Data for analysis:
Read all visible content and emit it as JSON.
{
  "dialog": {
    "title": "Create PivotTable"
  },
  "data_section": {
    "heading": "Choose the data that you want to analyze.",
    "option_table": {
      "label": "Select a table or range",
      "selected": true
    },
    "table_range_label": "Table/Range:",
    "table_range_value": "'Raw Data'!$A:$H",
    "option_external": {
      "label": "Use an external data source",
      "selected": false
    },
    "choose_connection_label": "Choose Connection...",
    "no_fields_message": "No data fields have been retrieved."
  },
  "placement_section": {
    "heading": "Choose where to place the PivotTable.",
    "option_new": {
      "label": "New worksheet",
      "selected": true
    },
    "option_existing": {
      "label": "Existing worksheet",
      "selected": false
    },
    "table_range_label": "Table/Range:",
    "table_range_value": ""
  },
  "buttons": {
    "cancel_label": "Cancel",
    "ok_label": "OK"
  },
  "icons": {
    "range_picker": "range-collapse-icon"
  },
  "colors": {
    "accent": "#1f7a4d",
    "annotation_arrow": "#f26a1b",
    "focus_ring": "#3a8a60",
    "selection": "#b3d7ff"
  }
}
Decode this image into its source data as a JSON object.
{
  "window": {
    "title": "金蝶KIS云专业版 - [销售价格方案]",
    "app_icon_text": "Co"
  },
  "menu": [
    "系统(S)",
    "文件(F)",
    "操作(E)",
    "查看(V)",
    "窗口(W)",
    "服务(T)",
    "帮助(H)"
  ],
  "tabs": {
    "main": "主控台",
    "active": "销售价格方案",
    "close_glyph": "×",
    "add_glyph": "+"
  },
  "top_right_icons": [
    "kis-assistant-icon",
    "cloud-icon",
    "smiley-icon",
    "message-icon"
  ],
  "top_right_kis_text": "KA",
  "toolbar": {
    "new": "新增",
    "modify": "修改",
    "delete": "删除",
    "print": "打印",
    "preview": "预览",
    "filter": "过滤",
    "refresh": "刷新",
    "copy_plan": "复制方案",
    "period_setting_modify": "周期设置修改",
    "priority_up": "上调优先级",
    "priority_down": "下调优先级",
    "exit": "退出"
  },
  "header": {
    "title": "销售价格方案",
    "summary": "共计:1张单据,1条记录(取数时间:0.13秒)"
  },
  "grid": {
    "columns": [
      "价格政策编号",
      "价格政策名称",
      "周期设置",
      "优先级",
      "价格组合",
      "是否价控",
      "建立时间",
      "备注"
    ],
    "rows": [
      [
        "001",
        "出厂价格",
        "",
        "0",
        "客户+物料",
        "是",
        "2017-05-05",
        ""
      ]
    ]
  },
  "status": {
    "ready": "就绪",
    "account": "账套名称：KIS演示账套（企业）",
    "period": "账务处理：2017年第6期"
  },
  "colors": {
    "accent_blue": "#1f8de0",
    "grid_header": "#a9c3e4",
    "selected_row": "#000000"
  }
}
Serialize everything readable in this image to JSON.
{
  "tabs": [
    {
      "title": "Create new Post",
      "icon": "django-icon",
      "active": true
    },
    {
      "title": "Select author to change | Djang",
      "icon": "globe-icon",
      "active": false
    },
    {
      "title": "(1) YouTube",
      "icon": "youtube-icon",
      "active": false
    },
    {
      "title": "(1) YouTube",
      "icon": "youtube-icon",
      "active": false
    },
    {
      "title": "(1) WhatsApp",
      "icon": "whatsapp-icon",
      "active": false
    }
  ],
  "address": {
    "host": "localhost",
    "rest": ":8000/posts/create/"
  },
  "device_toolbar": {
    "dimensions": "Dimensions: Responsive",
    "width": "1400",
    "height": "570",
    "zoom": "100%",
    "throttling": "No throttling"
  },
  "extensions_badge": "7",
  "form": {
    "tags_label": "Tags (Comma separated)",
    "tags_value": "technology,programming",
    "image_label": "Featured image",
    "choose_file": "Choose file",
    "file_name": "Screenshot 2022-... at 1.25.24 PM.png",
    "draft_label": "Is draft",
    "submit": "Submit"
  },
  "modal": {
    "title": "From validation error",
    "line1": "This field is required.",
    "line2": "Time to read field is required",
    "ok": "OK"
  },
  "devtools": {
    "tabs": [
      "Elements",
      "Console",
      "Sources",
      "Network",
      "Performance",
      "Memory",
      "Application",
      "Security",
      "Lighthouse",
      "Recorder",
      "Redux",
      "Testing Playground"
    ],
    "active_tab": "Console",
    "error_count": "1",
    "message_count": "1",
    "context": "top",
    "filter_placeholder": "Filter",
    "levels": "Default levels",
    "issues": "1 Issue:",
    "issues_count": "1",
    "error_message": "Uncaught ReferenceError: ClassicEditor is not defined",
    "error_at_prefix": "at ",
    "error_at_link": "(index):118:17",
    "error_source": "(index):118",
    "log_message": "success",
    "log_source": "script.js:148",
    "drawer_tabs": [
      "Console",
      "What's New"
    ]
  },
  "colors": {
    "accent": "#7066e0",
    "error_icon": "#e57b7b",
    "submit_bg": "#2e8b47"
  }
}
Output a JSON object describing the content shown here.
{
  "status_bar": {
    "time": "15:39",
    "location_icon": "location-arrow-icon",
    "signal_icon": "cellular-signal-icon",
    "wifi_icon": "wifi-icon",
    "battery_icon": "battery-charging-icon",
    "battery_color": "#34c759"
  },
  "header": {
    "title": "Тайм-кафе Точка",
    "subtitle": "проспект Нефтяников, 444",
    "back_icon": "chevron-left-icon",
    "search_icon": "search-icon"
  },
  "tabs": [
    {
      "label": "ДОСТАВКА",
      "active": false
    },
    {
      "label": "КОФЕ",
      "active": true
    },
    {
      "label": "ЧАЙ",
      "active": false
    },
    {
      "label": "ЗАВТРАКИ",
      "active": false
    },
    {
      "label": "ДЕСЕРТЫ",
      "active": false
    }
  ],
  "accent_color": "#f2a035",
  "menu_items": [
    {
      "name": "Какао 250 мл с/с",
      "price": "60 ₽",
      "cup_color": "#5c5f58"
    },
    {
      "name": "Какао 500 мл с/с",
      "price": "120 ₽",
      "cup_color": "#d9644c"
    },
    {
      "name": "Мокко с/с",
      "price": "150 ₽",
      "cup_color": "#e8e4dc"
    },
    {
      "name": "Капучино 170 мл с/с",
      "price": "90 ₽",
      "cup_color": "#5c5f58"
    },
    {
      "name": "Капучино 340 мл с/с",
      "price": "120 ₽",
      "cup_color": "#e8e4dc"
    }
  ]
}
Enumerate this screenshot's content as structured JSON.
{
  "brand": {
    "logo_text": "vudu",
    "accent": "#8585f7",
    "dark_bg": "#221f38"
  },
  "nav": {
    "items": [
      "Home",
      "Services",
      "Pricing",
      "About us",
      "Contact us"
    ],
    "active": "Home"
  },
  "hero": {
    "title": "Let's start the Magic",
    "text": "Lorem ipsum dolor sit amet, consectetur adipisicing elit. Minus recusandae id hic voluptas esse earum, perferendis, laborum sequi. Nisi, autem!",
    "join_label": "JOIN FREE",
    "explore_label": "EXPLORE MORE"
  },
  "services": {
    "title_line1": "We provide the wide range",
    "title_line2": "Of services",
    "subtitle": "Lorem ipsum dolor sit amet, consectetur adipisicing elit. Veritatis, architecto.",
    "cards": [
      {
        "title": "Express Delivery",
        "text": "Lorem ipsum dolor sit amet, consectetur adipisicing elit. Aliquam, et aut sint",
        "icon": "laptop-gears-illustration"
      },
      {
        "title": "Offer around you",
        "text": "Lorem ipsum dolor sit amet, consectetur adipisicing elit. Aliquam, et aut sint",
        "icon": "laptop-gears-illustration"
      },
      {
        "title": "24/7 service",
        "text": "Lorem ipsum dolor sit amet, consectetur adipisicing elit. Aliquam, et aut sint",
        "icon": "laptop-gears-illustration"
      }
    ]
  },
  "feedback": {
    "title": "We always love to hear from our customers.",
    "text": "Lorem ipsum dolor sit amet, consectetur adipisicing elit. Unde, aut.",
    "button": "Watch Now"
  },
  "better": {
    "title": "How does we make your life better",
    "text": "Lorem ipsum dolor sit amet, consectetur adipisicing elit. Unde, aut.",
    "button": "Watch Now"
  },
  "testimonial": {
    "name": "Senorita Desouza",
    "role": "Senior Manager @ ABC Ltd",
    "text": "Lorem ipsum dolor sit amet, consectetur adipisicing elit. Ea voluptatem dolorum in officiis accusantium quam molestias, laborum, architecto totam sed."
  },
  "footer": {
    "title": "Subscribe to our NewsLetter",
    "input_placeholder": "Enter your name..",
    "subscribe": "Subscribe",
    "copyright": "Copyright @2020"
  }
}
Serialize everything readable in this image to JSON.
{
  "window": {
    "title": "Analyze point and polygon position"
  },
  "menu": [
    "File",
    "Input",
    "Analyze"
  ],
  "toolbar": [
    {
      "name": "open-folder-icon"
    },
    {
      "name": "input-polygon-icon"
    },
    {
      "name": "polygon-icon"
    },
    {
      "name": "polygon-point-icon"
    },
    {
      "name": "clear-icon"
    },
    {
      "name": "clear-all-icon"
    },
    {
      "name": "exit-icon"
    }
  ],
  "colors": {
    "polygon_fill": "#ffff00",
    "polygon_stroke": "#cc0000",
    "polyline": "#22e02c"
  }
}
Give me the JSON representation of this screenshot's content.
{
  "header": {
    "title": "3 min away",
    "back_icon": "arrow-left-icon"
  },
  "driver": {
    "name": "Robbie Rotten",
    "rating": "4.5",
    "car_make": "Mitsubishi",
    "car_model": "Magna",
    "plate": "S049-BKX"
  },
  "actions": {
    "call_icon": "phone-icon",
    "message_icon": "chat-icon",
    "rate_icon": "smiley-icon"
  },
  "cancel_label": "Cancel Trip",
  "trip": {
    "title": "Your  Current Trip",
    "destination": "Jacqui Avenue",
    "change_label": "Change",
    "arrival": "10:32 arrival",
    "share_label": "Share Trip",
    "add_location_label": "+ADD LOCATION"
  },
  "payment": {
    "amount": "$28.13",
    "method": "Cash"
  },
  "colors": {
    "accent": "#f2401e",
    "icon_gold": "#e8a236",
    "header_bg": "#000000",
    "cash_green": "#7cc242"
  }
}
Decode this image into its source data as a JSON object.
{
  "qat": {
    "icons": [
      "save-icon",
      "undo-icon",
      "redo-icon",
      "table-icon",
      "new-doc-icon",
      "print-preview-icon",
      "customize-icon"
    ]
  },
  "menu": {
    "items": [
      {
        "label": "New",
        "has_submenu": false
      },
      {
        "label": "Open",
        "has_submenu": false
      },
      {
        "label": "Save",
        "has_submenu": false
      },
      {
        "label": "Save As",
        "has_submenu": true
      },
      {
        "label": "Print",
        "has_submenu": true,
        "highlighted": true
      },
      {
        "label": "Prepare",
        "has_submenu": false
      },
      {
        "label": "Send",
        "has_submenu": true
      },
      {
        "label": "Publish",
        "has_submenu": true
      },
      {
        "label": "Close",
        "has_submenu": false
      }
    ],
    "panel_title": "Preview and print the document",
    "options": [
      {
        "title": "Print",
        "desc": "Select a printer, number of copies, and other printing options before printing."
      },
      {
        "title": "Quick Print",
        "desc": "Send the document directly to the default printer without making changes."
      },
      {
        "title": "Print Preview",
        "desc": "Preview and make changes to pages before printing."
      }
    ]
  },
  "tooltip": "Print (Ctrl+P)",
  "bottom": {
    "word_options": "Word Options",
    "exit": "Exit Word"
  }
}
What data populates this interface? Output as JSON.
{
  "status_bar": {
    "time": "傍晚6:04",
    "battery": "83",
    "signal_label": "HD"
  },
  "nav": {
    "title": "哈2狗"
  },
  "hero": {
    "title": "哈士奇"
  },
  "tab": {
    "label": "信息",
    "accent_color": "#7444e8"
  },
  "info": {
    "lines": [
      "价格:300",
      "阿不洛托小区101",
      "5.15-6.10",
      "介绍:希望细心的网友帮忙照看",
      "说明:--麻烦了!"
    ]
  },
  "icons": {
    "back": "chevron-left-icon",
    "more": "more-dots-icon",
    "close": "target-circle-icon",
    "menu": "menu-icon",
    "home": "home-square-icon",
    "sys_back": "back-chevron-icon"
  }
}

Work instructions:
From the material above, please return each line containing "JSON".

Problem solution:
Read all visible content and emit it as JSON.
Decode this image into its source data as a JSON object.
Serialize everything readable in this image to JSON.
Output a JSON object describing the content shown here.
Enumerate this screenshot's content as structured JSON.
Serialize everything readable in this image to JSON.
Give me the JSON representation of this screenshot's content.
Decode this image into its source data as a JSON object.
What data populates this interface? Output as JSON.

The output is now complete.